Repeat each entry exactly; omit all pictures.

(INPUT FOR THIS TASK)

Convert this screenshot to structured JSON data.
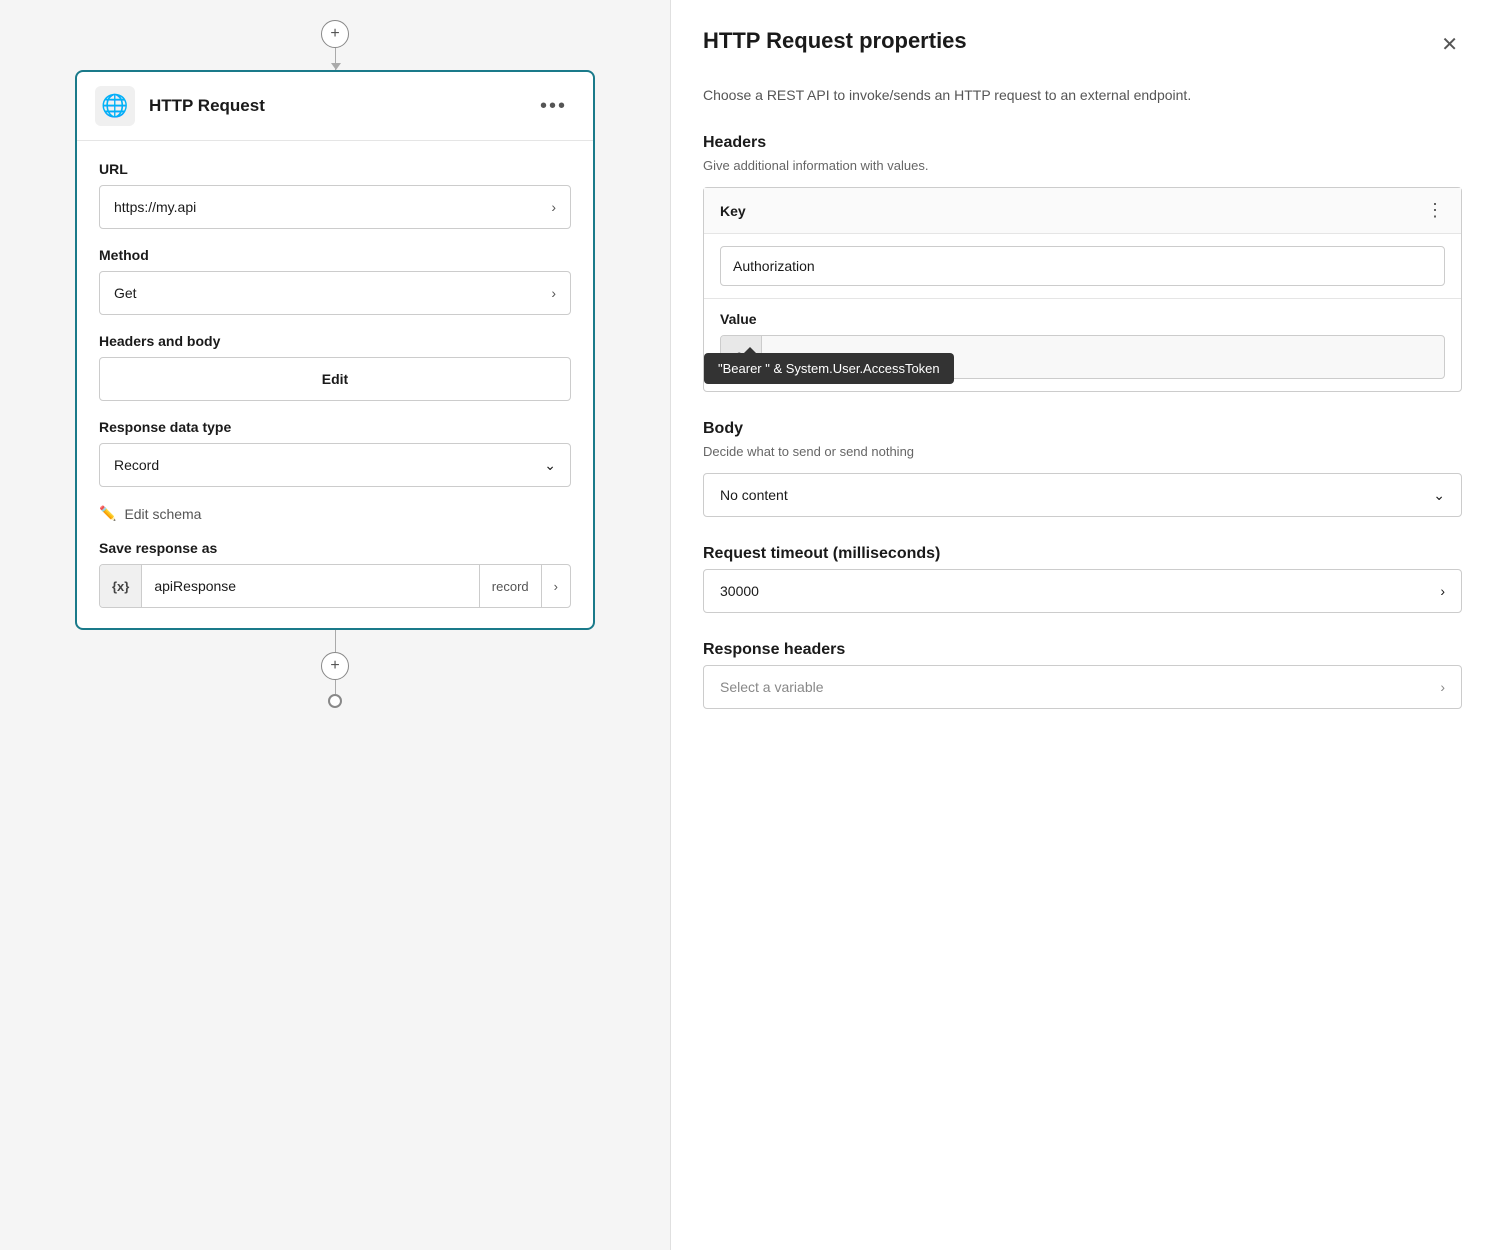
{
  "left": {
    "addButton": "+",
    "card": {
      "title": "HTTP Request",
      "moreBtn": "•••",
      "fields": {
        "urlLabel": "URL",
        "urlValue": "https://my.api",
        "methodLabel": "Method",
        "methodValue": "Get",
        "headersBodyLabel": "Headers and body",
        "editBtn": "Edit",
        "responseDataTypeLabel": "Response data type",
        "responseDataTypeValue": "Record",
        "editSchemaLabel": "Edit schema",
        "saveResponseLabel": "Save response as",
        "saveTag": "{x}",
        "saveName": "apiResponse",
        "saveType": "record"
      }
    }
  },
  "right": {
    "title": "HTTP Request properties",
    "closeBtn": "✕",
    "description": "Choose a REST API to invoke/sends an HTTP request to an external endpoint.",
    "headers": {
      "sectionTitle": "Headers",
      "sectionDesc": "Give additional information with values.",
      "tableHeader": "Key",
      "keyValue": "Authorization",
      "valueLabel": "Value",
      "fxBadge": "fx",
      "fxValue": "\"Bearer \" & System.User.Ac...",
      "tooltipText": "\"Bearer \" & System.User.AccessToken"
    },
    "body": {
      "sectionTitle": "Body",
      "sectionDesc": "Decide what to send or send nothing",
      "value": "No content"
    },
    "timeout": {
      "sectionTitle": "Request timeout (milliseconds)",
      "value": "30000"
    },
    "responseHeaders": {
      "sectionTitle": "Response headers",
      "placeholder": "Select a variable"
    }
  }
}
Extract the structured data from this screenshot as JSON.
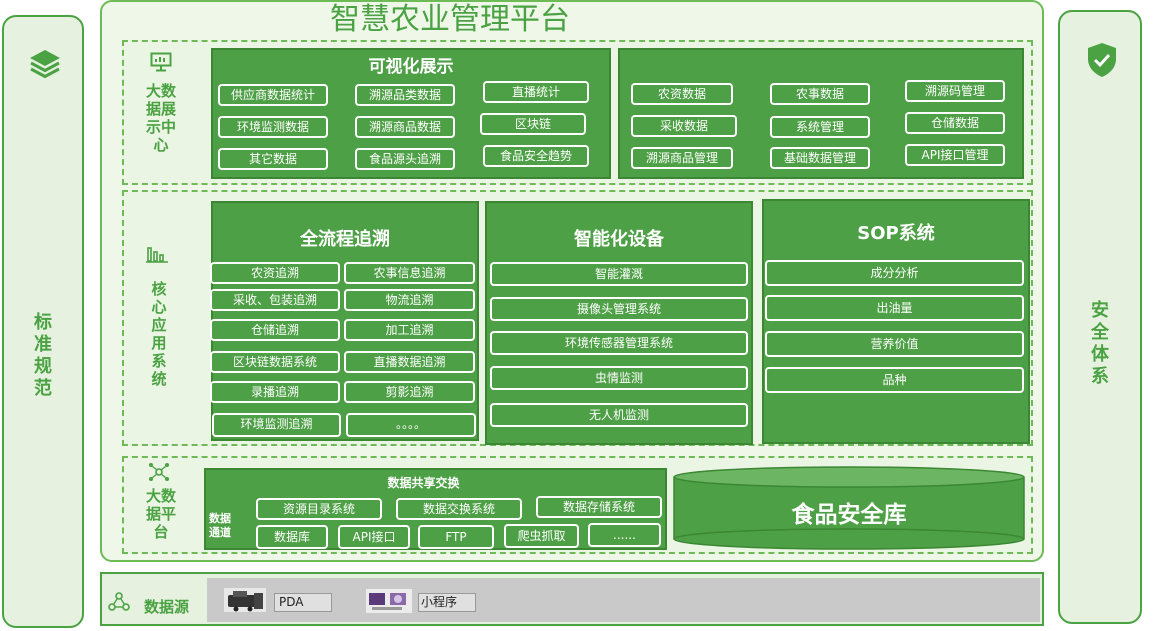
{
  "title": "智慧农业管理平台",
  "left_side": {
    "label": [
      "标",
      "准",
      "规",
      "范"
    ],
    "icon": "layers-icon"
  },
  "right_side": {
    "label": [
      "安",
      "全",
      "体",
      "系"
    ],
    "icon": "shield-check-icon"
  },
  "display_center": {
    "label": [
      "大数",
      "据展",
      "示中",
      "心"
    ],
    "icon": "monitor-icon",
    "panel_title": "可视化展示",
    "left_items": [
      "供应商数据统计",
      "溯源品类数据",
      "直播统计",
      "环境监测数据",
      "溯源商品数据",
      "区块链",
      "其它数据",
      "食品源头追溯",
      "食品安全趋势"
    ],
    "right_items": [
      "农资数据",
      "农事数据",
      "溯源码管理",
      "采收数据",
      "系统管理",
      "仓储数据",
      "溯源商品管理",
      "基础数据管理",
      "API接口管理"
    ]
  },
  "core": {
    "label": [
      "核",
      "心",
      "应",
      "用",
      "系",
      "统"
    ],
    "icon": "bar-chart-icon",
    "trace": {
      "title": "全流程追溯",
      "items": [
        "农资追溯",
        "农事信息追溯",
        "采收、包装追溯",
        "物流追溯",
        "仓储追溯",
        "加工追溯",
        "区块链数据系统",
        "直播数据追溯",
        "录播追溯",
        "剪影追溯",
        "环境监测追溯",
        "。。。。"
      ]
    },
    "devices": {
      "title": "智能化设备",
      "items": [
        "智能灌溉",
        "摄像头管理系统",
        "环境传感器管理系统",
        "虫情监测",
        "无人机监测"
      ]
    },
    "sop": {
      "title": "SOP系统",
      "items": [
        "成分分析",
        "出油量",
        "营养价值",
        "品种"
      ]
    }
  },
  "platform": {
    "label": [
      "大数",
      "据平",
      "台"
    ],
    "icon": "network-icon",
    "exchange_title": "数据共享交换",
    "channel_label": [
      "数据",
      "通道"
    ],
    "row1": [
      "资源目录系统",
      "数据交换系统",
      "数据存储系统"
    ],
    "row2": [
      "数据库",
      "API接口",
      "FTP",
      "爬虫抓取",
      "......"
    ],
    "food_db": "食品安全库"
  },
  "datasource": {
    "label": "数据源",
    "icon": "cloud-nodes-icon",
    "items": [
      {
        "label": "PDA",
        "icon": "pda-device-icon"
      },
      {
        "label": "小程序",
        "icon": "mini-program-icon"
      }
    ]
  }
}
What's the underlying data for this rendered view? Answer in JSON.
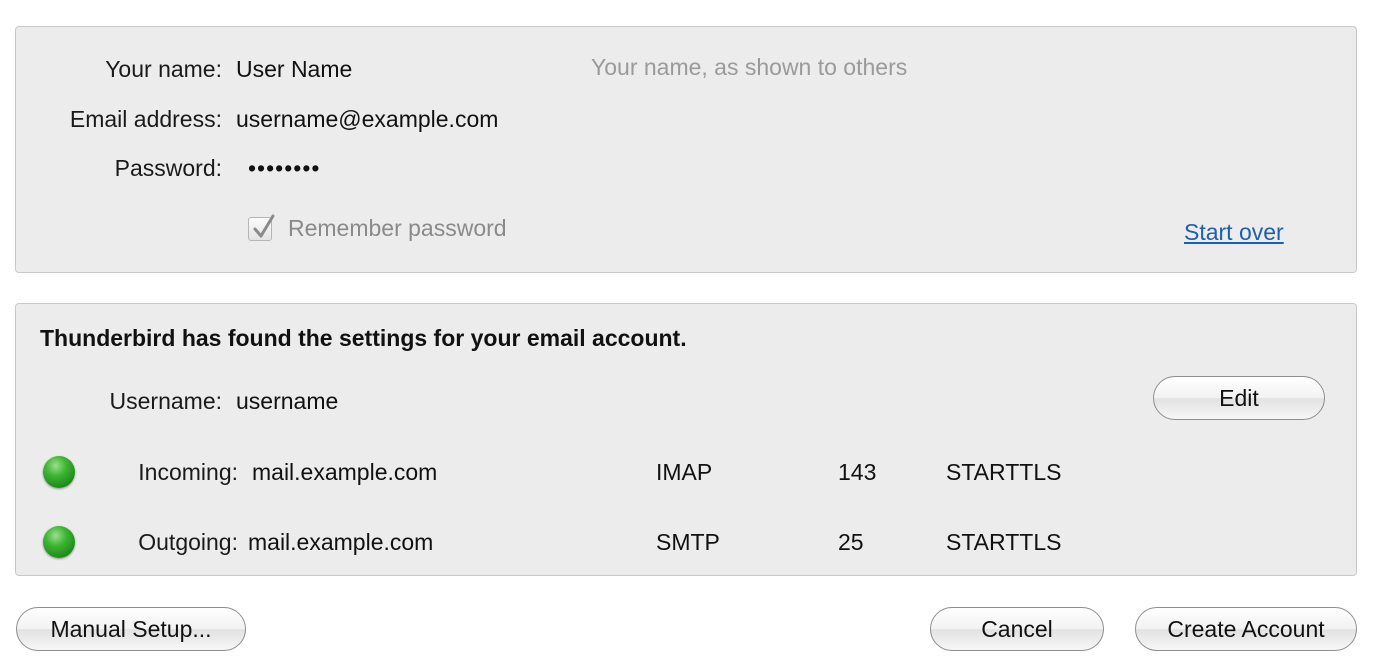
{
  "account": {
    "name_label": "Your name:",
    "name_value": "User Name",
    "name_hint": "Your name, as shown to others",
    "email_label": "Email address:",
    "email_value": "username@example.com",
    "password_label": "Password:",
    "password_value": "••••••••",
    "remember_label": "Remember password",
    "remember_checked": true,
    "start_over_label": "Start over"
  },
  "settings": {
    "heading": "Thunderbird has found the settings for your email account.",
    "username_label": "Username:",
    "username_value": "username",
    "edit_label": "Edit",
    "incoming": {
      "label": "Incoming:",
      "server": "mail.example.com",
      "protocol": "IMAP",
      "port": "143",
      "security": "STARTTLS",
      "status_color": "#2fa82a"
    },
    "outgoing": {
      "label": "Outgoing:",
      "server": "mail.example.com",
      "protocol": "SMTP",
      "port": "25",
      "security": "STARTTLS",
      "status_color": "#2fa82a"
    }
  },
  "footer": {
    "manual_setup_label": "Manual Setup...",
    "cancel_label": "Cancel",
    "create_account_label": "Create Account"
  }
}
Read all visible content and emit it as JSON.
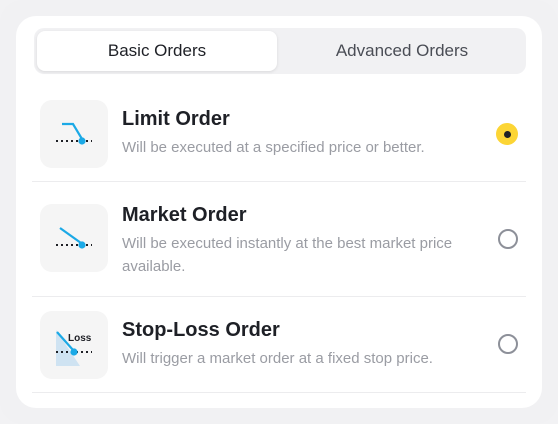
{
  "tabs": [
    {
      "label": "Basic Orders",
      "active": true
    },
    {
      "label": "Advanced Orders",
      "active": false
    }
  ],
  "options": [
    {
      "title": "Limit Order",
      "description": "Will be executed at a specified price or better.",
      "selected": true,
      "icon": "limit-order-icon"
    },
    {
      "title": "Market Order",
      "description": "Will be executed instantly at the best market price available.",
      "selected": false,
      "icon": "market-order-icon"
    },
    {
      "title": "Stop-Loss Order",
      "description": "Will trigger a market order at a fixed stop price.",
      "selected": false,
      "icon": "stop-loss-order-icon",
      "icon_text": "Loss"
    }
  ],
  "colors": {
    "accent": "#fcd535",
    "icon_blue": "#1ba9e6",
    "text_primary": "#1e2026",
    "text_secondary": "#9a9ca3"
  }
}
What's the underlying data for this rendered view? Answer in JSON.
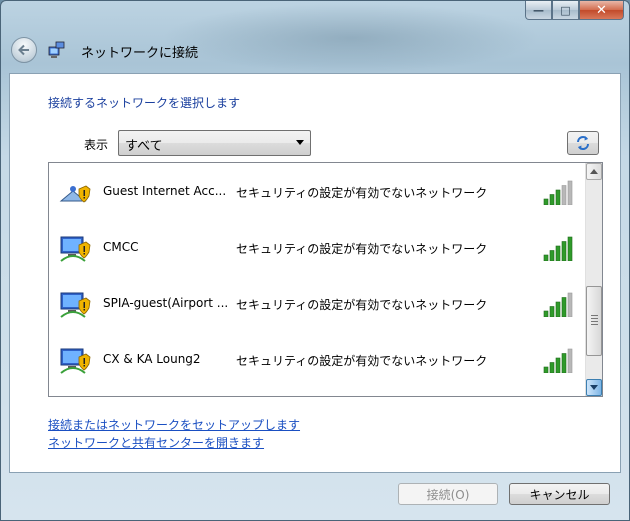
{
  "window": {
    "title": "ネットワークに接続",
    "caption": {
      "minimize": "—",
      "maximize": "□",
      "close": "✕"
    }
  },
  "main": {
    "instruction": "接続するネットワークを選択します",
    "show_label": "表示",
    "filter": {
      "selected": "すべて"
    },
    "networks": [
      {
        "name": "Guest Internet Acc...",
        "security": "セキュリティの設定が有効でないネットワーク",
        "signal_bars": 3,
        "icon": "wireless-network-shield-icon"
      },
      {
        "name": "CMCC",
        "security": "セキュリティの設定が有効でないネットワーク",
        "signal_bars": 5,
        "icon": "wireless-network-shield-icon"
      },
      {
        "name": "SPIA-guest(Airport ...",
        "security": "セキュリティの設定が有効でないネットワーク",
        "signal_bars": 4,
        "icon": "wireless-network-shield-icon"
      },
      {
        "name": "CX & KA Loung2",
        "security": "セキュリティの設定が有効でないネットワーク",
        "signal_bars": 4,
        "icon": "wireless-network-shield-icon"
      }
    ],
    "links": {
      "setup": "接続またはネットワークをセットアップします",
      "sharing_center": "ネットワークと共有センターを開きます"
    }
  },
  "footer": {
    "connect": "接続(O)",
    "cancel": "キャンセル"
  },
  "colors": {
    "link": "#1a4fc2",
    "instruction": "#1a3f9e",
    "signal_on": "#2f9a2a",
    "signal_off": "#b8b8b8"
  }
}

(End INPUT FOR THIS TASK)

» YOUR SOLUTION:
Convert this screenshot to structured JSON data.
{
  "left": {
    "addButton": "+",
    "card": {
      "title": "HTTP Request",
      "moreBtn": "•••",
      "fields": {
        "urlLabel": "URL",
        "urlValue": "https://my.api",
        "methodLabel": "Method",
        "methodValue": "Get",
        "headersBodyLabel": "Headers and body",
        "editBtn": "Edit",
        "responseDataTypeLabel": "Response data type",
        "responseDataTypeValue": "Record",
        "editSchemaLabel": "Edit schema",
        "saveResponseLabel": "Save response as",
        "saveTag": "{x}",
        "saveName": "apiResponse",
        "saveType": "record"
      }
    }
  },
  "right": {
    "title": "HTTP Request properties",
    "closeBtn": "✕",
    "description": "Choose a REST API to invoke/sends an HTTP request to an external endpoint.",
    "headers": {
      "sectionTitle": "Headers",
      "sectionDesc": "Give additional information with values.",
      "tableHeader": "Key",
      "keyValue": "Authorization",
      "valueLabel": "Value",
      "fxBadge": "fx",
      "fxValue": "\"Bearer \" & System.User.Ac...",
      "tooltipText": "\"Bearer \" & System.User.AccessToken"
    },
    "body": {
      "sectionTitle": "Body",
      "sectionDesc": "Decide what to send or send nothing",
      "value": "No content"
    },
    "timeout": {
      "sectionTitle": "Request timeout (milliseconds)",
      "value": "30000"
    },
    "responseHeaders": {
      "sectionTitle": "Response headers",
      "placeholder": "Select a variable"
    }
  }
}
Extract the structured data from this screenshot as JSON.
{
  "title": "智慧农业管理平台",
  "left_side": {
    "label": [
      "标",
      "准",
      "规",
      "范"
    ],
    "icon": "layers-icon"
  },
  "right_side": {
    "label": [
      "安",
      "全",
      "体",
      "系"
    ],
    "icon": "shield-check-icon"
  },
  "display_center": {
    "label": [
      "大数",
      "据展",
      "示中",
      "心"
    ],
    "icon": "monitor-icon",
    "panel_title": "可视化展示",
    "left_items": [
      "供应商数据统计",
      "溯源品类数据",
      "直播统计",
      "环境监测数据",
      "溯源商品数据",
      "区块链",
      "其它数据",
      "食品源头追溯",
      "食品安全趋势"
    ],
    "right_items": [
      "农资数据",
      "农事数据",
      "溯源码管理",
      "采收数据",
      "系统管理",
      "仓储数据",
      "溯源商品管理",
      "基础数据管理",
      "API接口管理"
    ]
  },
  "core": {
    "label": [
      "核",
      "心",
      "应",
      "用",
      "系",
      "统"
    ],
    "icon": "bar-chart-icon",
    "trace": {
      "title": "全流程追溯",
      "items": [
        "农资追溯",
        "农事信息追溯",
        "采收、包装追溯",
        "物流追溯",
        "仓储追溯",
        "加工追溯",
        "区块链数据系统",
        "直播数据追溯",
        "录播追溯",
        "剪影追溯",
        "环境监测追溯",
        "。。。。"
      ]
    },
    "devices": {
      "title": "智能化设备",
      "items": [
        "智能灌溉",
        "摄像头管理系统",
        "环境传感器管理系统",
        "虫情监测",
        "无人机监测"
      ]
    },
    "sop": {
      "title": "SOP系统",
      "items": [
        "成分分析",
        "出油量",
        "营养价值",
        "品种"
      ]
    }
  },
  "platform": {
    "label": [
      "大数",
      "据平",
      "台"
    ],
    "icon": "network-icon",
    "exchange_title": "数据共享交换",
    "channel_label": [
      "数据",
      "通道"
    ],
    "row1": [
      "资源目录系统",
      "数据交换系统",
      "数据存储系统"
    ],
    "row2": [
      "数据库",
      "API接口",
      "FTP",
      "爬虫抓取",
      "......"
    ],
    "food_db": "食品安全库"
  },
  "datasource": {
    "label": "数据源",
    "icon": "cloud-nodes-icon",
    "items": [
      {
        "label": "PDA",
        "icon": "pda-device-icon"
      },
      {
        "label": "小程序",
        "icon": "mini-program-icon"
      }
    ]
  }
}
What's the underlying data for this rendered view? Answer in JSON.
{
  "account": {
    "name_label": "Your name:",
    "name_value": "User Name",
    "name_hint": "Your name, as shown to others",
    "email_label": "Email address:",
    "email_value": "username@example.com",
    "password_label": "Password:",
    "password_value": "••••••••",
    "remember_label": "Remember password",
    "remember_checked": true,
    "start_over_label": "Start over"
  },
  "settings": {
    "heading": "Thunderbird has found the settings for your email account.",
    "username_label": "Username:",
    "username_value": "username",
    "edit_label": "Edit",
    "incoming": {
      "label": "Incoming:",
      "server": "mail.example.com",
      "protocol": "IMAP",
      "port": "143",
      "security": "STARTTLS",
      "status_color": "#2fa82a"
    },
    "outgoing": {
      "label": "Outgoing:",
      "server": "mail.example.com",
      "protocol": "SMTP",
      "port": "25",
      "security": "STARTTLS",
      "status_color": "#2fa82a"
    }
  },
  "footer": {
    "manual_setup_label": "Manual Setup...",
    "cancel_label": "Cancel",
    "create_account_label": "Create Account"
  }
}
Read all visible content and emit it as JSON.
{
  "tabs": [
    {
      "label": "Basic Orders",
      "active": true
    },
    {
      "label": "Advanced Orders",
      "active": false
    }
  ],
  "options": [
    {
      "title": "Limit Order",
      "description": "Will be executed at a specified price or better.",
      "selected": true,
      "icon": "limit-order-icon"
    },
    {
      "title": "Market Order",
      "description": "Will be executed instantly at the best market price available.",
      "selected": false,
      "icon": "market-order-icon"
    },
    {
      "title": "Stop-Loss Order",
      "description": "Will trigger a market order at a fixed stop price.",
      "selected": false,
      "icon": "stop-loss-order-icon",
      "icon_text": "Loss"
    }
  ],
  "colors": {
    "accent": "#fcd535",
    "icon_blue": "#1ba9e6",
    "text_primary": "#1e2026",
    "text_secondary": "#9a9ca3"
  }
}
What's the underlying data for this rendered view? Answer in JSON.
{
  "window": {
    "title": "ネットワークに接続",
    "caption": {
      "minimize": "—",
      "maximize": "□",
      "close": "✕"
    }
  },
  "main": {
    "instruction": "接続するネットワークを選択します",
    "show_label": "表示",
    "filter": {
      "selected": "すべて"
    },
    "networks": [
      {
        "name": "Guest Internet Acc...",
        "security": "セキュリティの設定が有効でないネットワーク",
        "signal_bars": 3,
        "icon": "wireless-network-shield-icon"
      },
      {
        "name": "CMCC",
        "security": "セキュリティの設定が有効でないネットワーク",
        "signal_bars": 5,
        "icon": "wireless-network-shield-icon"
      },
      {
        "name": "SPIA-guest(Airport ...",
        "security": "セキュリティの設定が有効でないネットワーク",
        "signal_bars": 4,
        "icon": "wireless-network-shield-icon"
      },
      {
        "name": "CX & KA Loung2",
        "security": "セキュリティの設定が有効でないネットワーク",
        "signal_bars": 4,
        "icon": "wireless-network-shield-icon"
      }
    ],
    "links": {
      "setup": "接続またはネットワークをセットアップします",
      "sharing_center": "ネットワークと共有センターを開きます"
    }
  },
  "footer": {
    "connect": "接続(O)",
    "cancel": "キャンセル"
  },
  "colors": {
    "link": "#1a4fc2",
    "instruction": "#1a3f9e",
    "signal_on": "#2f9a2a",
    "signal_off": "#b8b8b8"
  }
}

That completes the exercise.